What you have to do
Below are some records; write them all out again exactly.

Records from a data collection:

..........

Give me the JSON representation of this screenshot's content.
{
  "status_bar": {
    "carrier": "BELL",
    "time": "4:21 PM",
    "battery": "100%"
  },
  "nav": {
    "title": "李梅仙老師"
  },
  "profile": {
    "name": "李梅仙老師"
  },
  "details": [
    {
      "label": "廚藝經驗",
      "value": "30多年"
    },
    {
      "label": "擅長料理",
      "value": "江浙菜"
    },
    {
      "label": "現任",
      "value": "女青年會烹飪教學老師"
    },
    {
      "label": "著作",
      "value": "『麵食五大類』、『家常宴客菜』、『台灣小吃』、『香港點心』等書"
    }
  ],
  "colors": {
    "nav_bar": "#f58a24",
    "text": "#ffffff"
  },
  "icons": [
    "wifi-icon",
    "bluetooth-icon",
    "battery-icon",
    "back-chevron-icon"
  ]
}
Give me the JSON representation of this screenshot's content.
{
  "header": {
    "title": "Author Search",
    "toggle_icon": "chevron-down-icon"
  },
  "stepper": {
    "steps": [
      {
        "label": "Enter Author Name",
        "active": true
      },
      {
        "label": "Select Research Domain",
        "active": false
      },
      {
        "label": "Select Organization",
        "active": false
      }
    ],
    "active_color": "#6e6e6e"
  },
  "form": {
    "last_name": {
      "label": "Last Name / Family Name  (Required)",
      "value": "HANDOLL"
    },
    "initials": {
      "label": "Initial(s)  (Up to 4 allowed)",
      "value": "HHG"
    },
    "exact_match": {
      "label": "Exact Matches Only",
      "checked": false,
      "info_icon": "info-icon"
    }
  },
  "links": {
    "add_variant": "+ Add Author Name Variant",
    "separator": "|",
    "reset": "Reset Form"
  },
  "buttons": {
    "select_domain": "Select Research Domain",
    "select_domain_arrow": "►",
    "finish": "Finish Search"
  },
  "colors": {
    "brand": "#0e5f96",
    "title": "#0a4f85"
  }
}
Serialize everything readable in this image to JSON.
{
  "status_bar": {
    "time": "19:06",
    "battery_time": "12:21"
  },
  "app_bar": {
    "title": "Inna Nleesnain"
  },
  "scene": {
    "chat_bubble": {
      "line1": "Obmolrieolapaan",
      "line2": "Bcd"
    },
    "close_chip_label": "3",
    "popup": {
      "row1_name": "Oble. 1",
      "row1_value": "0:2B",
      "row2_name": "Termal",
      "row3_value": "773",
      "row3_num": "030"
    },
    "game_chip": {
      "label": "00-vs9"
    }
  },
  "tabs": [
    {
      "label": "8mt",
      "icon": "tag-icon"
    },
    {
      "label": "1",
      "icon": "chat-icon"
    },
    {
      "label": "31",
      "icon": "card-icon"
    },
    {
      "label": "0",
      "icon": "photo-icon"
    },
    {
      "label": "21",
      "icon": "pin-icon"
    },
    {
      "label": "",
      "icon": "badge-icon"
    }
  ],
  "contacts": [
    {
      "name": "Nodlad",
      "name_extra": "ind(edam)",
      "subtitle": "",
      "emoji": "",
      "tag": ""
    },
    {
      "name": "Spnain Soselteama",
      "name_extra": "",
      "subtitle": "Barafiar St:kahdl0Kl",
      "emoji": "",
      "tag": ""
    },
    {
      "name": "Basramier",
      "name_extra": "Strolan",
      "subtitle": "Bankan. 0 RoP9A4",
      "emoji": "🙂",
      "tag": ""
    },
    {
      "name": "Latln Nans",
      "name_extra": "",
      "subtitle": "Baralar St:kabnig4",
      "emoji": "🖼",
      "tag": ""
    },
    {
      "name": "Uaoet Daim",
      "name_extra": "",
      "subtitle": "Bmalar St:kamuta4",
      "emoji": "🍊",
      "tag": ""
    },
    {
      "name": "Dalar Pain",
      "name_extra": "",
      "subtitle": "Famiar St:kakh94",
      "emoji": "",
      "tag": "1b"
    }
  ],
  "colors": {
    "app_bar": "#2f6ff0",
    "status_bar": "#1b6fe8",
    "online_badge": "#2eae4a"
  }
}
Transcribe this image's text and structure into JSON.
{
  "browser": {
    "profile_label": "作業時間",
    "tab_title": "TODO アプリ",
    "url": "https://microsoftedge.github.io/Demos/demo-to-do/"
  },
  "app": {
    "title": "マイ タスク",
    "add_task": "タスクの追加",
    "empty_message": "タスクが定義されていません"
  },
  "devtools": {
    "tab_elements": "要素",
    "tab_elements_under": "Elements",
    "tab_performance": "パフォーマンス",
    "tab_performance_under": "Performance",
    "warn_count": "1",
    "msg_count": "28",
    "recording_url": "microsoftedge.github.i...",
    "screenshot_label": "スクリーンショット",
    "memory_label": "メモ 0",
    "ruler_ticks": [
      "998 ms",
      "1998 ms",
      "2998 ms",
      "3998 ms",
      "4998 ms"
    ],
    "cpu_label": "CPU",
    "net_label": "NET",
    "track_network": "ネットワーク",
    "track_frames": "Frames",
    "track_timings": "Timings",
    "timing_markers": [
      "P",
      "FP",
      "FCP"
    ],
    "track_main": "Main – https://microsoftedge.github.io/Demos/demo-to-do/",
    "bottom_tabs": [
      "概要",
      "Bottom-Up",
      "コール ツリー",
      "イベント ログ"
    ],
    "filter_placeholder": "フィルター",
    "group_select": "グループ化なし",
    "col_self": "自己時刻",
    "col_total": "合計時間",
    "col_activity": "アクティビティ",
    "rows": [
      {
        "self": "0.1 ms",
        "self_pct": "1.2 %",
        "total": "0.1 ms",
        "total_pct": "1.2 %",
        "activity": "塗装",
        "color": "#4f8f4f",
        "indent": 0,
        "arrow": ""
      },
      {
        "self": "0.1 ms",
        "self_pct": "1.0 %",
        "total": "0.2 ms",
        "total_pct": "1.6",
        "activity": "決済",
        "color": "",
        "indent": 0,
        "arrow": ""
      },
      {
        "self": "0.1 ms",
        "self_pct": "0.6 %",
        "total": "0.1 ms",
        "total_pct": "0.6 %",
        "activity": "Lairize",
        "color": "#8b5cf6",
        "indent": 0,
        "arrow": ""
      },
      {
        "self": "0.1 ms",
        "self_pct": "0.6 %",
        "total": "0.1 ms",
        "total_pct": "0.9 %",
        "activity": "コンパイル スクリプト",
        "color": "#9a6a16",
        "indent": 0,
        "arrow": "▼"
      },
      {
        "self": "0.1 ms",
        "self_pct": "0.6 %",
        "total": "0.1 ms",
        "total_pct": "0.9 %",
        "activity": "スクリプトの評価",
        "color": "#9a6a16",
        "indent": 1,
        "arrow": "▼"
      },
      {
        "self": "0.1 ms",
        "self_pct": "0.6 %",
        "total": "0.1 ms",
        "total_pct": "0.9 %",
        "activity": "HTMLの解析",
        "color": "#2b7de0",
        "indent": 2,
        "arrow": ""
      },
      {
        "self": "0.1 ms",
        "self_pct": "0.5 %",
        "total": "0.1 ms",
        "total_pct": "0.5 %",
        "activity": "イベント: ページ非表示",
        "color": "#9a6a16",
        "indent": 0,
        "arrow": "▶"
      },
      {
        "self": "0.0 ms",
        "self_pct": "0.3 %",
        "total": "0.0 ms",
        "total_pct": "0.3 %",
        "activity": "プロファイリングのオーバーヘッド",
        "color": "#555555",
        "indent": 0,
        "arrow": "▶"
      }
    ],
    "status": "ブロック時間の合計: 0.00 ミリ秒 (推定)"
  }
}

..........

Solution for this exercise
Give me the JSON representation of this screenshot's content.
{
  "status_bar": {
    "carrier": "BELL",
    "time": "4:21 PM",
    "battery": "100%"
  },
  "nav": {
    "title": "李梅仙老師"
  },
  "profile": {
    "name": "李梅仙老師"
  },
  "details": [
    {
      "label": "廚藝經驗",
      "value": "30多年"
    },
    {
      "label": "擅長料理",
      "value": "江浙菜"
    },
    {
      "label": "現任",
      "value": "女青年會烹飪教學老師"
    },
    {
      "label": "著作",
      "value": "『麵食五大類』、『家常宴客菜』、『台灣小吃』、『香港點心』等書"
    }
  ],
  "colors": {
    "nav_bar": "#f58a24",
    "text": "#ffffff"
  },
  "icons": [
    "wifi-icon",
    "bluetooth-icon",
    "battery-icon",
    "back-chevron-icon"
  ]
}
Give me the JSON representation of this screenshot's content.
{
  "header": {
    "title": "Author Search",
    "toggle_icon": "chevron-down-icon"
  },
  "stepper": {
    "steps": [
      {
        "label": "Enter Author Name",
        "active": true
      },
      {
        "label": "Select Research Domain",
        "active": false
      },
      {
        "label": "Select Organization",
        "active": false
      }
    ],
    "active_color": "#6e6e6e"
  },
  "form": {
    "last_name": {
      "label": "Last Name / Family Name  (Required)",
      "value": "HANDOLL"
    },
    "initials": {
      "label": "Initial(s)  (Up to 4 allowed)",
      "value": "HHG"
    },
    "exact_match": {
      "label": "Exact Matches Only",
      "checked": false,
      "info_icon": "info-icon"
    }
  },
  "links": {
    "add_variant": "+ Add Author Name Variant",
    "separator": "|",
    "reset": "Reset Form"
  },
  "buttons": {
    "select_domain": "Select Research Domain",
    "select_domain_arrow": "►",
    "finish": "Finish Search"
  },
  "colors": {
    "brand": "#0e5f96",
    "title": "#0a4f85"
  }
}
Serialize everything readable in this image to JSON.
{
  "status_bar": {
    "time": "19:06",
    "battery_time": "12:21"
  },
  "app_bar": {
    "title": "Inna Nleesnain"
  },
  "scene": {
    "chat_bubble": {
      "line1": "Obmolrieolapaan",
      "line2": "Bcd"
    },
    "close_chip_label": "3",
    "popup": {
      "row1_name": "Oble. 1",
      "row1_value": "0:2B",
      "row2_name": "Termal",
      "row3_value": "773",
      "row3_num": "030"
    },
    "game_chip": {
      "label": "00-vs9"
    }
  },
  "tabs": [
    {
      "label": "8mt",
      "icon": "tag-icon"
    },
    {
      "label": "1",
      "icon": "chat-icon"
    },
    {
      "label": "31",
      "icon": "card-icon"
    },
    {
      "label": "0",
      "icon": "photo-icon"
    },
    {
      "label": "21",
      "icon": "pin-icon"
    },
    {
      "label": "",
      "icon": "badge-icon"
    }
  ],
  "contacts": [
    {
      "name": "Nodlad",
      "name_extra": "ind(edam)",
      "subtitle": "",
      "emoji": "",
      "tag": ""
    },
    {
      "name": "Spnain Soselteama",
      "name_extra": "",
      "subtitle": "Barafiar St:kahdl0Kl",
      "emoji": "",
      "tag": ""
    },
    {
      "name": "Basramier",
      "name_extra": "Strolan",
      "subtitle": "Bankan. 0 RoP9A4",
      "emoji": "🙂",
      "tag": ""
    },
    {
      "name": "Latln Nans",
      "name_extra": "",
      "subtitle": "Baralar St:kabnig4",
      "emoji": "🖼",
      "tag": ""
    },
    {
      "name": "Uaoet Daim",
      "name_extra": "",
      "subtitle": "Bmalar St:kamuta4",
      "emoji": "🍊",
      "tag": ""
    },
    {
      "name": "Dalar Pain",
      "name_extra": "",
      "subtitle": "Famiar St:kakh94",
      "emoji": "",
      "tag": "1b"
    }
  ],
  "colors": {
    "app_bar": "#2f6ff0",
    "status_bar": "#1b6fe8",
    "online_badge": "#2eae4a"
  }
}
Transcribe this image's text and structure into JSON.
{
  "browser": {
    "profile_label": "作業時間",
    "tab_title": "TODO アプリ",
    "url": "https://microsoftedge.github.io/Demos/demo-to-do/"
  },
  "app": {
    "title": "マイ タスク",
    "add_task": "タスクの追加",
    "empty_message": "タスクが定義されていません"
  },
  "devtools": {
    "tab_elements": "要素",
    "tab_elements_under": "Elements",
    "tab_performance": "パフォーマンス",
    "tab_performance_under": "Performance",
    "warn_count": "1",
    "msg_count": "28",
    "recording_url": "microsoftedge.github.i...",
    "screenshot_label": "スクリーンショット",
    "memory_label": "メモ 0",
    "ruler_ticks": [
      "998 ms",
      "1998 ms",
      "2998 ms",
      "3998 ms",
      "4998 ms"
    ],
    "cpu_label": "CPU",
    "net_label": "NET",
    "track_network": "ネットワーク",
    "track_frames": "Frames",
    "track_timings": "Timings",
    "timing_markers": [
      "P",
      "FP",
      "FCP"
    ],
    "track_main": "Main – https://microsoftedge.github.io/Demos/demo-to-do/",
    "bottom_tabs": [
      "概要",
      "Bottom-Up",
      "コール ツリー",
      "イベント ログ"
    ],
    "filter_placeholder": "フィルター",
    "group_select": "グループ化なし",
    "col_self": "自己時刻",
    "col_total": "合計時間",
    "col_activity": "アクティビティ",
    "rows": [
      {
        "self": "0.1 ms",
        "self_pct": "1.2 %",
        "total": "0.1 ms",
        "total_pct": "1.2 %",
        "activity": "塗装",
        "color": "#4f8f4f",
        "indent": 0,
        "arrow": ""
      },
      {
        "self": "0.1 ms",
        "self_pct": "1.0 %",
        "total": "0.2 ms",
        "total_pct": "1.6",
        "activity": "決済",
        "color": "",
        "indent": 0,
        "arrow": ""
      },
      {
        "self": "0.1 ms",
        "self_pct": "0.6 %",
        "total": "0.1 ms",
        "total_pct": "0.6 %",
        "activity": "Lairize",
        "color": "#8b5cf6",
        "indent": 0,
        "arrow": ""
      },
      {
        "self": "0.1 ms",
        "self_pct": "0.6 %",
        "total": "0.1 ms",
        "total_pct": "0.9 %",
        "activity": "コンパイル スクリプト",
        "color": "#9a6a16",
        "indent": 0,
        "arrow": "▼"
      },
      {
        "self": "0.1 ms",
        "self_pct": "0.6 %",
        "total": "0.1 ms",
        "total_pct": "0.9 %",
        "activity": "スクリプトの評価",
        "color": "#9a6a16",
        "indent": 1,
        "arrow": "▼"
      },
      {
        "self": "0.1 ms",
        "self_pct": "0.6 %",
        "total": "0.1 ms",
        "total_pct": "0.9 %",
        "activity": "HTMLの解析",
        "color": "#2b7de0",
        "indent": 2,
        "arrow": ""
      },
      {
        "self": "0.1 ms",
        "self_pct": "0.5 %",
        "total": "0.1 ms",
        "total_pct": "0.5 %",
        "activity": "イベント: ページ非表示",
        "color": "#9a6a16",
        "indent": 0,
        "arrow": "▶"
      },
      {
        "self": "0.0 ms",
        "self_pct": "0.3 %",
        "total": "0.0 ms",
        "total_pct": "0.3 %",
        "activity": "プロファイリングのオーバーヘッド",
        "color": "#555555",
        "indent": 0,
        "arrow": "▶"
      }
    ],
    "status": "ブロック時間の合計: 0.00 ミリ秒 (推定)"
  }
}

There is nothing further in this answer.